Arguments of Education Minister justified:
The Minister of Education can argue that the changes in demand for the courses are not necessarily related to the fee changes. His arguments can be following the various other factors that affect demand:
Income: after price, the next important factor that drives students in and out of a university is the income. Students will opt for the courses that are affordable. The inelastic nature of the demand for the expensive courses can be on account of their higher incomes. Poor students will still be affected when the universities raise their fees.
The price of related courses: with quite a few other universities offering the similar courses, there is a large set to choose from. Thus, students will study and compare the costs of a particular course in all the universities. Those with reasonable course fees will definitely gain on more students.
Tastes and preference: Students have their ‘dream colleges’. And no factors like course fees or low incomes will not be seen as big obstacles then.
Expectations: Most of the students expect to get a job soon after completing their higher education. Good placements and job-assistance will be an added advantage.
An increasing number of consumers: With a teeming youth population seeking for premiere institutes, the demand for good colleges is at its peak. This excess demand is often seen as an advantage that the universities often exploit, consequently raising fees.
Socio-cultural factors: factors like age. Sex and cultural diversities also affect higher-education motives. Preference for non-co-ed colleges, convents and missionaries, and other religious beliefs can impact admission attitudes of the students.
Business Management Solution
Answer 1 a:
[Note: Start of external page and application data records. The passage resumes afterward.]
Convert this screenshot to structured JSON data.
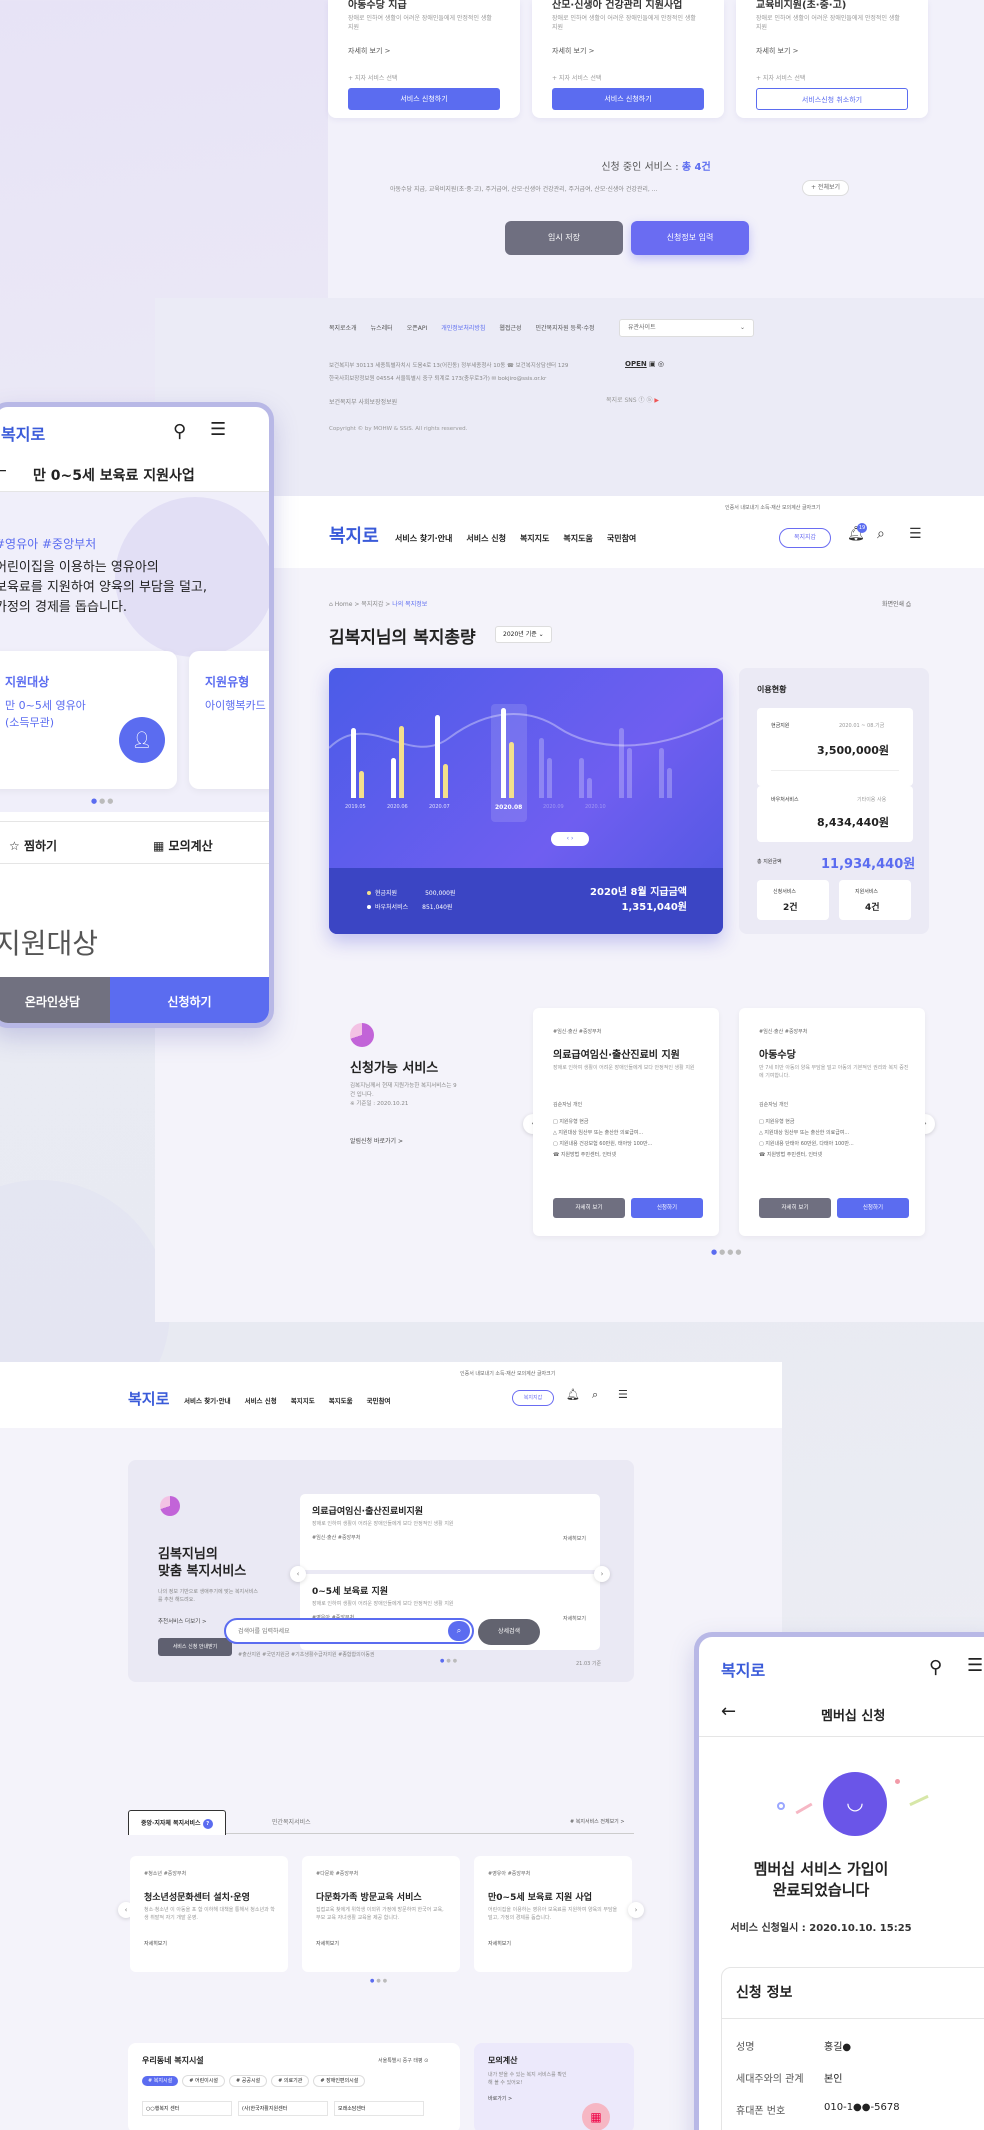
{
  "panel_top": {
    "cards": [
      {
        "title": "아동수당 지급",
        "desc": "장애로 인하여 생활이 어려운 장애인들에게 안정적인 생활 지원",
        "more": "자세히 보기 >",
        "check": "+ 지자 서비스 선택",
        "button": "서비스 신청하기"
      },
      {
        "title": "산모·신생아 건강관리 지원사업",
        "desc": "장애로 인하여 생활이 어려운 장애인들에게 안정적인 생활 지원",
        "more": "자세히 보기 >",
        "check": "+ 지자 서비스 선택",
        "button": "서비스 신청하기"
      },
      {
        "title": "교육비지원(초·중·고)",
        "desc": "장애로 인하여 생활이 어려운 장애인들에게 안정적인 생활 지원",
        "more": "자세히 보기 >",
        "check": "+ 지자 서비스 선택",
        "button": "서비스신청 취소하기"
      }
    ],
    "progress_label": "신청 중인 서비스 : ",
    "progress_count": "총 4건",
    "progress_list": "아동수당 지급,   교육비지원(초·중·고),   주거급여,   산모·신생아 건강관리,   주거급여,   산모·신생아 건강관리, ...",
    "view_all": "+ 전체보기",
    "temp_save": "임시 저장",
    "enter_info": "신청정보 입력"
  },
  "footer": {
    "links": [
      "복지로소개",
      "뉴스레터",
      "오픈API",
      "개인정보처리방침",
      "웹접근성",
      "민간복지자원 등록·수정"
    ],
    "highlight_index": 3,
    "family_site": "유관사이트",
    "address1": "보건복지부      30113 세종특별자치시 도움4로 13(어진동) 정부세종청사 10동  ☎ 보건복지상담센터 129",
    "address2": "한국사회보장정보원      04554 서울특별시 중구 퇴계로 173(충무로3가)  ✉ bokjiro@ssis.or.kr",
    "logos": "보건복지부    사회보장정보원",
    "copyright": "Copyright © by MOHW & SSiS. All rights reserved.",
    "open_badge": "OPEN",
    "social_label": "복지로 SNS"
  },
  "header": {
    "logo": "복지로",
    "nav": [
      "서비스 찾기·안내",
      "서비스 신청",
      "복지지도",
      "복지도움",
      "국민참여"
    ],
    "util": "인증서 내보내기   소득·재산   모의계산   글자크기",
    "my_button": "복지지갑",
    "badge_count": "19"
  },
  "dashboard": {
    "breadcrumb_home": "Home",
    "breadcrumb_mid": "복지지갑",
    "breadcrumb_current": "나의 복지정보",
    "print": "화면인쇄",
    "title": "김복지님의 복지총량",
    "year_select": "2020년 기준",
    "chart_data": {
      "type": "bar",
      "categories": [
        "2019.05",
        "2020.06",
        "2020.07",
        "2020.08"
      ],
      "series": [
        {
          "name": "현금지원",
          "values": [
            0.78,
            0.45,
            0.92,
            1.0
          ]
        },
        {
          "name": "바우처서비스",
          "values": [
            0.3,
            0.8,
            0.38,
            0.62
          ]
        }
      ],
      "x_labels": [
        "2019.05",
        "2020.06",
        "2020.07",
        "2020.08",
        "2020.09",
        "2020.10"
      ],
      "selected": "2020.08"
    },
    "legend": [
      {
        "label": "현금지원",
        "value": "500,000원"
      },
      {
        "label": "바우처서비스",
        "value": "851,040원"
      }
    ],
    "total_label": "2020년 8월 지급금액",
    "total_value": "1,351,040원",
    "usage": {
      "title": "이용현황",
      "cash_label": "현금지원",
      "cash_period": "2020.01 ~ 08.기금",
      "cash_value": "3,500,000원",
      "voucher_label": "바우처서비스",
      "voucher_period": "기타이용 사용",
      "voucher_value": "8,434,440원",
      "total_label": "총 지원금액",
      "total_value": "11,934,440원",
      "applied_label": "신청서비스",
      "applied_value": "2건",
      "support_label": "지원서비스",
      "support_value": "4건"
    }
  },
  "available": {
    "title": "신청가능 서비스",
    "desc": "김복지님께서 현재 지원가능한 복지서비스는 9건 입니다.",
    "date": "※ 기준일 : 2020.10.21",
    "more": "알림신청 바로가기 >",
    "cards": [
      {
        "tags": "#임신·출산   #중앙부처",
        "title": "의료급여임신·출산진료비 지원",
        "desc": "장애로 인하여 생활이 어려운 장애인들에게 보다 안정적인 생활 지원",
        "rows": [
          "김순자님   개인",
          "□ 지원유형   현금",
          "△ 지원대상   임산부 또는 출산한 의료급여...",
          "▢ 지원내용   건강보험 60만원, 태아당 100만...",
          "☎ 지원방법   주민센터, 인터넷"
        ],
        "btn_detail": "자세히 보기",
        "btn_apply": "신청하기"
      },
      {
        "tags": "#임신·출산   #중앙부처",
        "title": "아동수당",
        "desc": "만 7세 미만 아동의 양육 부담을 덜고 아동의 기본적인 권리와 복지 증진에 기여합니다.",
        "rows": [
          "김순자님   개인",
          "□ 지원유형   현금",
          "△ 지원대상   임산부 또는 출산한 의료급여...",
          "▢ 지원내용   단태아 60만원, 다태아 100만...",
          "☎ 지원방법   주민센터, 인터넷"
        ],
        "btn_detail": "자세히 보기",
        "btn_apply": "신청하기"
      }
    ]
  },
  "mobile_support": {
    "logo": "복지로",
    "title": "만 0~5세 보육료 지원사업",
    "tags": "#영유아  #중앙부처",
    "intro": [
      "어린이집을 이용하는 영유아의",
      "보육료를 지원하여 양육의 부담을 덜고,",
      "가정의 경제를 돕습니다."
    ],
    "card1_title": "지원대상",
    "card1_desc": [
      "만 0~5세 영유아",
      "(소득무관)"
    ],
    "card2_title": "지원유형",
    "card2_desc": "아이행복카드",
    "bookmark": "찜하기",
    "simulate": "모의계산",
    "section": "지원대상",
    "consult": "온라인상담",
    "apply": "신청하기"
  },
  "home": {
    "banner_title": [
      "김복지님의",
      "맞춤 복지서비스"
    ],
    "banner_desc": "나의 정보 기반으로 생애주기에 맞는 복지서비스를 추천 해드려요.",
    "banner_more": "추천서비스 더보기 >",
    "banner_btn": "서비스 신청 안내받기",
    "reco": [
      {
        "title": "의료급여임신·출산진료비지원",
        "desc": "장애로 인하여 생활이 어려운 장애인들에게 보다 안정적인 생활 지원",
        "tags": "#임신·출산   #중앙부처",
        "more": "자세히보기"
      },
      {
        "title": "0~5세 보육료 지원",
        "desc": "장애로 인하여 생활이 어려운 장애인들에게 보다 안정적인 생활 지원",
        "tags": "#영유아   #중앙부처",
        "more": "자세히보기"
      }
    ],
    "date": "21.03 기준",
    "search_placeholder": "검색어를 입력하세요",
    "search_btn": "상세검색",
    "keywords": "#출산지원   #국민지원금   #기초생활수급자지원   #종합합의이동권",
    "tabs": [
      "중앙·지자체 복지서비스",
      "민간복지서비스"
    ],
    "all": "# 복지서비스 전체보기 >",
    "cards": [
      {
        "tags": "#청소년   #중앙부처",
        "title": "청소년성문화센터 설치·운영",
        "desc": "청소·청소년 이 아동을 포 함 이하해 대책을 통해서 청소년과 학생 취발적 자기 개발 운영.",
        "more": "자세히보기"
      },
      {
        "tags": "#다문화   #중앙부처",
        "title": "다문화가족 방문교육 서비스",
        "desc": "집접교육 찾에게 위학생 이외위 가정에 방문하여 한국어 교육, 부모 교육 자녀생활 교육을 제공 합니다.",
        "more": "자세히보기"
      },
      {
        "tags": "#영유아   #중앙부처",
        "title": "만0~5세 보육료 지원 사업",
        "desc": "어린이집을 이용하는 영유아 보육료를 지원하여 양육의 부담을 덜고, 가정의 경제를 돕습니다.",
        "more": "자세히보기"
      }
    ],
    "local_title": "우리동네 복지시설",
    "local_region": "서울특별시 중구 태평",
    "local_tabs": [
      "# 복지시설",
      "# 어린이시설",
      "# 공공시설",
      "# 의료기관",
      "# 장애인편의시설"
    ],
    "local_items": [
      "○○행복지 센터",
      "(사)한국자활지원센터",
      "모래소담센터"
    ],
    "calc_title": "모의계산",
    "calc_desc": "내가 받을 수 있는 복지 서비스를 확인해 볼 수 있어요!",
    "calc_more": "바로가기 >"
  },
  "mobile_join": {
    "logo": "복지로",
    "title": "멤버십 신청",
    "done": [
      "멤버십 서비스 가입이",
      "완료되었습니다"
    ],
    "date": "서비스 신청일시 : 2020.10.10. 15:25",
    "info_title": "신청 정보",
    "rows": [
      {
        "k": "성명",
        "v": "홍길●"
      },
      {
        "k": "세대주와의 관계",
        "v": "본인"
      },
      {
        "k": "휴대폰 번호",
        "v": "010-1●●-5678"
      }
    ]
  }
}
Sustainable development is defined as the ability to make development sustainable. This means ensuring the development to meet the needs and requirement s of the present without much compromising with the ability of the future generations so that they can mind their need and requirements themselves (Baker, 2006). For the development, the basic human needs are very essential, but to sustain the development and further the basic needs of humans, economic growth is also very important (Elliott, 2002). The equity in sharing the resources must prevail in society among the rich and the poor. Though not absolute limits, the concept of sustainable development does denote limits which are imposed on resources of the environmental organisations by the present technology and society as well as by the ability of the biosphere to stand all the human activities